Experientia’s Putting People First blog has been redesigned. It is now entirely responsive, allows for easier browsing, searching, and filtering, and features larger images on the posts. The entire history of posts remains accessible as before. We are still tweaking things and welcome any feedback.
Why the world needs anthropologists – Coming out of the ivory tower Location: Padua, Italy, Centro Culturale Altinate/San Gaetano Date and time: Friday, 5 December 2014, 13:00 – 18:00 Padua, Italy, 5 December 2014 – The second edition of the international symposium of applied anthropologists attempts to erase the boundary between ‘pure’ and ‘applied’ anthropology, […]
Last year Experientia designed the interface of an ATM of UniCredit, a major Italian bank.

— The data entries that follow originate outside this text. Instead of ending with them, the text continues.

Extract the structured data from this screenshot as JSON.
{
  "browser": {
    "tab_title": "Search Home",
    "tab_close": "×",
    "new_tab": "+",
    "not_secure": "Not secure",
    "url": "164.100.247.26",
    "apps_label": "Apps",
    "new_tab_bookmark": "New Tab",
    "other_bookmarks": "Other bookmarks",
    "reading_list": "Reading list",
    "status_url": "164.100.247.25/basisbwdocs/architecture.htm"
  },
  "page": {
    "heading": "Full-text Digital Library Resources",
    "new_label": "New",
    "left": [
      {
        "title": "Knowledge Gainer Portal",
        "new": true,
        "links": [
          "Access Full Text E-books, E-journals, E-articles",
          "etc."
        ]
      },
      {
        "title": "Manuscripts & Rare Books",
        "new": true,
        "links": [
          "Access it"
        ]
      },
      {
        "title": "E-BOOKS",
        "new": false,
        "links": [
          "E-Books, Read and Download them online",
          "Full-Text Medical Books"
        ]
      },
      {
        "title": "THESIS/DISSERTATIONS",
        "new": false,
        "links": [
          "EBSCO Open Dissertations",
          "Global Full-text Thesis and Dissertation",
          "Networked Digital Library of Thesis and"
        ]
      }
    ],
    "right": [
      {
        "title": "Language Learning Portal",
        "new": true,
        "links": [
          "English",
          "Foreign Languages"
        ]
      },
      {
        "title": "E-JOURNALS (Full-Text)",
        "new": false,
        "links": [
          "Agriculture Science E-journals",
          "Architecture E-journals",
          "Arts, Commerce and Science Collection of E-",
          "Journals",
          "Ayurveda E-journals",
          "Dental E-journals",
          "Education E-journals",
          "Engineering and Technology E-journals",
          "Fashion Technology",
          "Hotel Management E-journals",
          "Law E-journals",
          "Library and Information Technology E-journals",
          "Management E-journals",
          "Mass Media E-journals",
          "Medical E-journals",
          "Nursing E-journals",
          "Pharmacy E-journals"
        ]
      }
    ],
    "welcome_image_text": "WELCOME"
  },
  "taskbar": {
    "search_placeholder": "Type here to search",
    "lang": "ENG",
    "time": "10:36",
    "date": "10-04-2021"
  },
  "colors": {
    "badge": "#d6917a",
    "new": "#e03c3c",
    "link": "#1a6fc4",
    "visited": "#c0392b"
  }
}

The interface is now rolled out across the bank’s ATMs in Italy, to great satisfaction of the bank and the customers alike, since interaction speed is much faster and error rates went down dramatically. Last year UniCredit and Experientia also […]
In September 2014 Experientia gave a presentation on working as UX professionals with financial institutions at the EPIC conference in New York. The paper is now available on the EPIC site in HTML and PDF versions (free registration req’d). Abstract Application of a user-centered approach rooted in ethnographic methodologies facilitates a major European bank’s transition […]